  • Headaches,
  • Stomach aches,
  • Problems with sleep,
  • Feelings of self-doubt,
  • Fear of separation,
  • Lack of attention etc.

Fortunately, there are many ways to help your child overcome the difficulties and doubts. Read on to find out more.

How can I help my child with getting back to school?

Surely, you can recall your own school years with a variety of feelings. You can use that as a starting point, but keep in mind that your kid probably isn’t growing up in the same environment and probably wouldn’t recreate the same experiences you had in your own childhood.

Here are some ideas how to cope and prevent anxiety from ruining the beginning of the school year:

1. Make sure that your child is understood

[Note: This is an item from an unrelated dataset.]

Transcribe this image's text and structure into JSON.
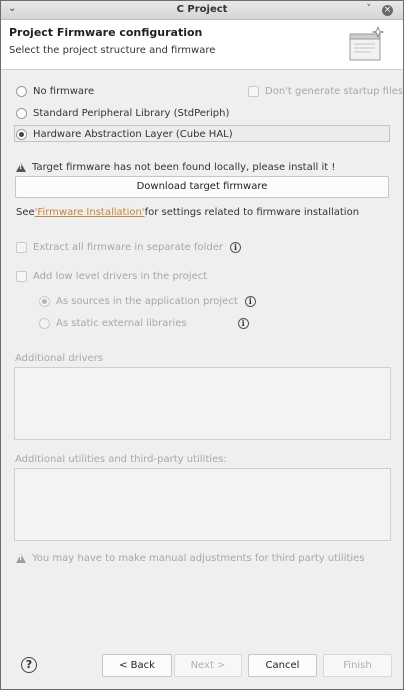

Always start by asking your child simply: “How are you feeling?” or “What do you expect?”. Encouraging your child to discuss possible situations, hers or his fears or doubts, should lead to acceptance. This means that he should have a clear picture that she or he is understood and that you know exactly what . This isn’t a small deal and make sure that set a stage for this before anything else. Also, make sure that you understand the concept of anxiety.

2. Rehearse the school routine

A week or two before school starts, make sure that your child sets the alarm clock right on time, to get used to waking up early. Also, teach your child to plan ahead, including school supplies and lunches. Make sure that your child chooses what to wear during the first day of school.

If it’s hers or his first year, you can also drive to the school and take a walk around the classrooms, cafeteria, school yard etc. Also make sure to get most things, like school bag, books and lunch prepared well in advance, as this is known to give your child more time to catch a breath. Practice going to bed early and eating breakfast at home.

3. Role play

If your kids are anxious about returning to school, it’s not enough to just reassure them everything will be alright. If they’re worried about a specific situation that could occur in school, you can help by enactment. This can be a very useful technique, especially with new social environments.

After a role play, it’s important to discuss different aspects of the imagined situation with your child. For instance, you can switch roles, give meanings to different situations, provide useful alternatives to aggression or rage, and teach how to balance between patience and curiosity. Equipping your child with strategies on how to act when put under any pressure, bullied against or criticized is likely to greatly reduce the level of anxiety and even turn it into a positive excitement.

Younger children can use visual aids to show how they feel and what would happen on the first day of school.

4. Encourage anxiety-reducing activities

This could include reading an exciting book, enjoying a movie night, or a family picnic at a park. You should do this together, but also allow enough time for your child to explore and get some sense of independence. Another idea that could benefit your child is to visit a well-equipped indoor playground in Avondale that has enough amenities to satisfy your child’s need for physical activity and entertainment. On a playground, there are numerous possibilities, which can positively affect your child’s cognitive, motor and social development.

You can make a meet-up with a couple of friends who will attend the same school and this will likely turn the anxiety into a positive anticipation.

5. Focus on the timeline

Make sure to monitor step-by-step as the first day of school approaches. Sometimes, anxiety can kick in on the first day. In that case, make sure that your kid goes to school with a friend, to bring something that reminds of home.

If you have followed the first step, you have already established a level of trust between you and your child and you can give him cues. Remember, you shouldn’t put all that emphasis on your control, but your kid should feel free to tell you everything.

Unexpected things can happen at school, but the point is to know how to name them and remain safe and sound. If anything becomes too overwhelming, it’s best to consult a professional.